#### What to work on
Please print the data that follows, keeping every line exact.

#### Source material
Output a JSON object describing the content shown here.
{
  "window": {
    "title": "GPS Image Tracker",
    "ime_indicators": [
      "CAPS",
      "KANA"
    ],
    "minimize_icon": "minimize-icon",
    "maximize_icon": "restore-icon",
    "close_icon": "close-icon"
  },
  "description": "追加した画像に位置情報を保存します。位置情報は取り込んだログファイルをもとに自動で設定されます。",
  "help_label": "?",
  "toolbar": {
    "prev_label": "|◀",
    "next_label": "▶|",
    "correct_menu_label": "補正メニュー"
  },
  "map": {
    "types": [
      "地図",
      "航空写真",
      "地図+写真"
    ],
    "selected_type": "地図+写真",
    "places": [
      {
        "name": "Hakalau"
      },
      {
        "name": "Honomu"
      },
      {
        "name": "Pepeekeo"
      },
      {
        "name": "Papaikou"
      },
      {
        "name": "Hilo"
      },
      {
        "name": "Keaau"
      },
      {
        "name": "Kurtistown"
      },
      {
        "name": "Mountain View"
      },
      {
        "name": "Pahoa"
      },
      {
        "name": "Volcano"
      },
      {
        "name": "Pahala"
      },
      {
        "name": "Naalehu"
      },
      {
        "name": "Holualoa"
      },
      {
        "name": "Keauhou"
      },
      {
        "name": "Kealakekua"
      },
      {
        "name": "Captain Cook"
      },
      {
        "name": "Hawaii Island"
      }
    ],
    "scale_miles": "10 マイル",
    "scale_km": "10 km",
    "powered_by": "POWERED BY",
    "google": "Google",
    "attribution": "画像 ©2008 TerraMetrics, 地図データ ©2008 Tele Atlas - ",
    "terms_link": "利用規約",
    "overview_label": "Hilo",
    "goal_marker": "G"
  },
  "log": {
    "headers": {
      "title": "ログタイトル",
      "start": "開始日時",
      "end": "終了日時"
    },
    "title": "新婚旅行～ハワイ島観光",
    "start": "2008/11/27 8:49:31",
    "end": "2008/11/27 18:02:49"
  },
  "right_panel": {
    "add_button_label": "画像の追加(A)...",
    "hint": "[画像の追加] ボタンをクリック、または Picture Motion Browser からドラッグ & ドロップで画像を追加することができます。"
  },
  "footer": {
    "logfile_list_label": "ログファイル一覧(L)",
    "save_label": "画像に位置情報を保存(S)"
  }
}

#### Answer section
Output a JSON object describing the content shown here.
{
  "window": {
    "title": "GPS Image Tracker",
    "ime_indicators": [
      "CAPS",
      "KANA"
    ],
    "minimize_icon": "minimize-icon",
    "maximize_icon": "restore-icon",
    "close_icon": "close-icon"
  },
  "description": "追加した画像に位置情報を保存します。位置情報は取り込んだログファイルをもとに自動で設定されます。",
  "help_label": "?",
  "toolbar": {
    "prev_label": "|◀",
    "next_label": "▶|",
    "correct_menu_label": "補正メニュー"
  },
  "map": {
    "types": [
      "地図",
      "航空写真",
      "地図+写真"
    ],
    "selected_type": "地図+写真",
    "places": [
      {
        "name": "Hakalau"
      },
      {
        "name": "Honomu"
      },
      {
        "name": "Pepeekeo"
      },
      {
        "name": "Papaikou"
      },
      {
        "name": "Hilo"
      },
      {
        "name": "Keaau"
      },
      {
        "name": "Kurtistown"
      },
      {
        "name": "Mountain View"
      },
      {
        "name": "Pahoa"
      },
      {
        "name": "Volcano"
      },
      {
        "name": "Pahala"
      },
      {
        "name": "Naalehu"
      },
      {
        "name": "Holualoa"
      },
      {
        "name": "Keauhou"
      },
      {
        "name": "Kealakekua"
      },
      {
        "name": "Captain Cook"
      },
      {
        "name": "Hawaii Island"
      }
    ],
    "scale_miles": "10 マイル",
    "scale_km": "10 km",
    "powered_by": "POWERED BY",
    "google": "Google",
    "attribution": "画像 ©2008 TerraMetrics, 地図データ ©2008 Tele Atlas - ",
    "terms_link": "利用規約",
    "overview_label": "Hilo",
    "goal_marker": "G"
  },
  "log": {
    "headers": {
      "title": "ログタイトル",
      "start": "開始日時",
      "end": "終了日時"
    },
    "title": "新婚旅行～ハワイ島観光",
    "start": "2008/11/27 8:49:31",
    "end": "2008/11/27 18:02:49"
  },
  "right_panel": {
    "add_button_label": "画像の追加(A)...",
    "hint": "[画像の追加] ボタンをクリック、または Picture Motion Browser からドラッグ & ドロップで画像を追加することができます。"
  },
  "footer": {
    "logfile_list_label": "ログファイル一覧(L)",
    "save_label": "画像に位置情報を保存(S)"
  }
}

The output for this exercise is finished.